(Data for the task begins)

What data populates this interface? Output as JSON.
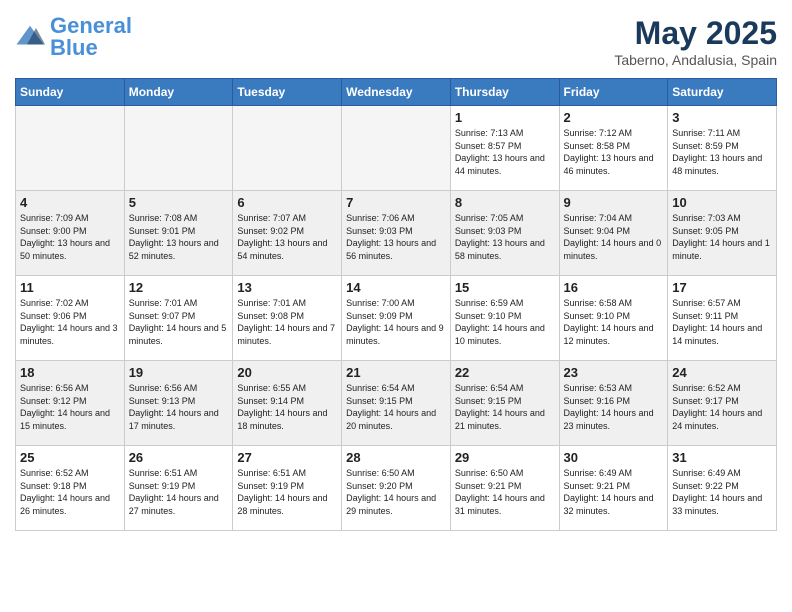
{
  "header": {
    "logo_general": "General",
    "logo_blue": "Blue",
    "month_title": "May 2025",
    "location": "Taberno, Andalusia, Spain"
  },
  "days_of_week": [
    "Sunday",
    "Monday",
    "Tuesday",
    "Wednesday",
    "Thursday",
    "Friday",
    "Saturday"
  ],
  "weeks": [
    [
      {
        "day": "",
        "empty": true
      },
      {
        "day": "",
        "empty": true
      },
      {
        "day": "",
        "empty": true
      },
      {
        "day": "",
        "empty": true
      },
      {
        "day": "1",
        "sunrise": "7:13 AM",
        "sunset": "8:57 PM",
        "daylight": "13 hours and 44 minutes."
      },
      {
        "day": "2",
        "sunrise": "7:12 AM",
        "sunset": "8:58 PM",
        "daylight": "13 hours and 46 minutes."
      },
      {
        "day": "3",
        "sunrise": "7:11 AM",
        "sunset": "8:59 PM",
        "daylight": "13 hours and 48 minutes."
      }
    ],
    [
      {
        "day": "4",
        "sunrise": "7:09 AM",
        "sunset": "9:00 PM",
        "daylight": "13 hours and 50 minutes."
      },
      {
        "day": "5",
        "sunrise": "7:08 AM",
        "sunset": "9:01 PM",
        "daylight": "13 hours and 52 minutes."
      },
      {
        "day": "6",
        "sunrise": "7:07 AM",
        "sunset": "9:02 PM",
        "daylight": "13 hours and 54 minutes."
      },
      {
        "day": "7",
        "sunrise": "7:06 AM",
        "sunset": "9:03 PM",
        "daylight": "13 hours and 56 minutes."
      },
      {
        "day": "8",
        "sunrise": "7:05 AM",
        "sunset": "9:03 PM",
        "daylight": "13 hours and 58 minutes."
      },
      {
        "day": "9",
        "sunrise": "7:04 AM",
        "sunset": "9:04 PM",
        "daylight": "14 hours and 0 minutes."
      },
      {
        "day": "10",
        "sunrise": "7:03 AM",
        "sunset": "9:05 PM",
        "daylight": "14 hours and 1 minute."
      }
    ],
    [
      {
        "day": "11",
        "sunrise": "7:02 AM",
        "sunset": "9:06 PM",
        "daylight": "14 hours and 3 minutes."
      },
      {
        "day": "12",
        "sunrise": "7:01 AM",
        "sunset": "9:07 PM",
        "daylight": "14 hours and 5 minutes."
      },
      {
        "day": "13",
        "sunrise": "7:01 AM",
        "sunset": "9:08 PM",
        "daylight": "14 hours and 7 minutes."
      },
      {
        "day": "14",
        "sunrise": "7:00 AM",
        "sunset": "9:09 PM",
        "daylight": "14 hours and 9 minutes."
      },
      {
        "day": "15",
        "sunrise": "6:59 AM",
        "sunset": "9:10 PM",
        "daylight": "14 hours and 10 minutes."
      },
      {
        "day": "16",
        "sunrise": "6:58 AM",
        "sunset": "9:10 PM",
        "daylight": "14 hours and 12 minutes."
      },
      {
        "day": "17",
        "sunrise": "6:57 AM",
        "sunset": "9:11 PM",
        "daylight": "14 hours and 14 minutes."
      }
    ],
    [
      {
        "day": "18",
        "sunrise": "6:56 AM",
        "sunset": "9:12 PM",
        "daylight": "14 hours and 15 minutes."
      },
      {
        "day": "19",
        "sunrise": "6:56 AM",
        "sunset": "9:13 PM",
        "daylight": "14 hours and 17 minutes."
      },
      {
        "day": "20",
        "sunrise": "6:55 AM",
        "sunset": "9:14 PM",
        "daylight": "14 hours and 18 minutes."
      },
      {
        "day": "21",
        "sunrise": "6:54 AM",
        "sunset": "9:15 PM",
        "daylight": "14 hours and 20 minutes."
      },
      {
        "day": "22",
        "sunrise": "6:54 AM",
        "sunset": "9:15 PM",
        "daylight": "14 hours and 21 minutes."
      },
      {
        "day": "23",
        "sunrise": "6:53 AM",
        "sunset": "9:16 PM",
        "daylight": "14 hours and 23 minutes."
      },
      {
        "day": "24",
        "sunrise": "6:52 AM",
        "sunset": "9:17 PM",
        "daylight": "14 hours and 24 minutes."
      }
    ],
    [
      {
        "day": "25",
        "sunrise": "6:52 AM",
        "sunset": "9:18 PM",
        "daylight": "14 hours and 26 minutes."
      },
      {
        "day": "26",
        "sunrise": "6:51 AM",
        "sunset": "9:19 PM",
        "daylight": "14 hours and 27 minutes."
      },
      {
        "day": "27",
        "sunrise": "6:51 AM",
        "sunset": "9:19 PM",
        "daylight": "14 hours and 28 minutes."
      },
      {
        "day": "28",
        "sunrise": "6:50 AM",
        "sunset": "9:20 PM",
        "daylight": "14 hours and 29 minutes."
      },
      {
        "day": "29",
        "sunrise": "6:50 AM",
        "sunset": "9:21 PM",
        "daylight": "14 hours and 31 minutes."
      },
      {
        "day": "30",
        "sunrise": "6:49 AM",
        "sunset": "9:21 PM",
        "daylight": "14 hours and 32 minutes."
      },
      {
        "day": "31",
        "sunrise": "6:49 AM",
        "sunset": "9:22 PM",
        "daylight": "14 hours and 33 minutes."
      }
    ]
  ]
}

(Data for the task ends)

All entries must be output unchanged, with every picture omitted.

What data populates this interface? Output as JSON.
{
  "header": {
    "logo_general": "General",
    "logo_blue": "Blue",
    "month_title": "May 2025",
    "location": "Taberno, Andalusia, Spain"
  },
  "days_of_week": [
    "Sunday",
    "Monday",
    "Tuesday",
    "Wednesday",
    "Thursday",
    "Friday",
    "Saturday"
  ],
  "weeks": [
    [
      {
        "day": "",
        "empty": true
      },
      {
        "day": "",
        "empty": true
      },
      {
        "day": "",
        "empty": true
      },
      {
        "day": "",
        "empty": true
      },
      {
        "day": "1",
        "sunrise": "7:13 AM",
        "sunset": "8:57 PM",
        "daylight": "13 hours and 44 minutes."
      },
      {
        "day": "2",
        "sunrise": "7:12 AM",
        "sunset": "8:58 PM",
        "daylight": "13 hours and 46 minutes."
      },
      {
        "day": "3",
        "sunrise": "7:11 AM",
        "sunset": "8:59 PM",
        "daylight": "13 hours and 48 minutes."
      }
    ],
    [
      {
        "day": "4",
        "sunrise": "7:09 AM",
        "sunset": "9:00 PM",
        "daylight": "13 hours and 50 minutes."
      },
      {
        "day": "5",
        "sunrise": "7:08 AM",
        "sunset": "9:01 PM",
        "daylight": "13 hours and 52 minutes."
      },
      {
        "day": "6",
        "sunrise": "7:07 AM",
        "sunset": "9:02 PM",
        "daylight": "13 hours and 54 minutes."
      },
      {
        "day": "7",
        "sunrise": "7:06 AM",
        "sunset": "9:03 PM",
        "daylight": "13 hours and 56 minutes."
      },
      {
        "day": "8",
        "sunrise": "7:05 AM",
        "sunset": "9:03 PM",
        "daylight": "13 hours and 58 minutes."
      },
      {
        "day": "9",
        "sunrise": "7:04 AM",
        "sunset": "9:04 PM",
        "daylight": "14 hours and 0 minutes."
      },
      {
        "day": "10",
        "sunrise": "7:03 AM",
        "sunset": "9:05 PM",
        "daylight": "14 hours and 1 minute."
      }
    ],
    [
      {
        "day": "11",
        "sunrise": "7:02 AM",
        "sunset": "9:06 PM",
        "daylight": "14 hours and 3 minutes."
      },
      {
        "day": "12",
        "sunrise": "7:01 AM",
        "sunset": "9:07 PM",
        "daylight": "14 hours and 5 minutes."
      },
      {
        "day": "13",
        "sunrise": "7:01 AM",
        "sunset": "9:08 PM",
        "daylight": "14 hours and 7 minutes."
      },
      {
        "day": "14",
        "sunrise": "7:00 AM",
        "sunset": "9:09 PM",
        "daylight": "14 hours and 9 minutes."
      },
      {
        "day": "15",
        "sunrise": "6:59 AM",
        "sunset": "9:10 PM",
        "daylight": "14 hours and 10 minutes."
      },
      {
        "day": "16",
        "sunrise": "6:58 AM",
        "sunset": "9:10 PM",
        "daylight": "14 hours and 12 minutes."
      },
      {
        "day": "17",
        "sunrise": "6:57 AM",
        "sunset": "9:11 PM",
        "daylight": "14 hours and 14 minutes."
      }
    ],
    [
      {
        "day": "18",
        "sunrise": "6:56 AM",
        "sunset": "9:12 PM",
        "daylight": "14 hours and 15 minutes."
      },
      {
        "day": "19",
        "sunrise": "6:56 AM",
        "sunset": "9:13 PM",
        "daylight": "14 hours and 17 minutes."
      },
      {
        "day": "20",
        "sunrise": "6:55 AM",
        "sunset": "9:14 PM",
        "daylight": "14 hours and 18 minutes."
      },
      {
        "day": "21",
        "sunrise": "6:54 AM",
        "sunset": "9:15 PM",
        "daylight": "14 hours and 20 minutes."
      },
      {
        "day": "22",
        "sunrise": "6:54 AM",
        "sunset": "9:15 PM",
        "daylight": "14 hours and 21 minutes."
      },
      {
        "day": "23",
        "sunrise": "6:53 AM",
        "sunset": "9:16 PM",
        "daylight": "14 hours and 23 minutes."
      },
      {
        "day": "24",
        "sunrise": "6:52 AM",
        "sunset": "9:17 PM",
        "daylight": "14 hours and 24 minutes."
      }
    ],
    [
      {
        "day": "25",
        "sunrise": "6:52 AM",
        "sunset": "9:18 PM",
        "daylight": "14 hours and 26 minutes."
      },
      {
        "day": "26",
        "sunrise": "6:51 AM",
        "sunset": "9:19 PM",
        "daylight": "14 hours and 27 minutes."
      },
      {
        "day": "27",
        "sunrise": "6:51 AM",
        "sunset": "9:19 PM",
        "daylight": "14 hours and 28 minutes."
      },
      {
        "day": "28",
        "sunrise": "6:50 AM",
        "sunset": "9:20 PM",
        "daylight": "14 hours and 29 minutes."
      },
      {
        "day": "29",
        "sunrise": "6:50 AM",
        "sunset": "9:21 PM",
        "daylight": "14 hours and 31 minutes."
      },
      {
        "day": "30",
        "sunrise": "6:49 AM",
        "sunset": "9:21 PM",
        "daylight": "14 hours and 32 minutes."
      },
      {
        "day": "31",
        "sunrise": "6:49 AM",
        "sunset": "9:22 PM",
        "daylight": "14 hours and 33 minutes."
      }
    ]
  ]
}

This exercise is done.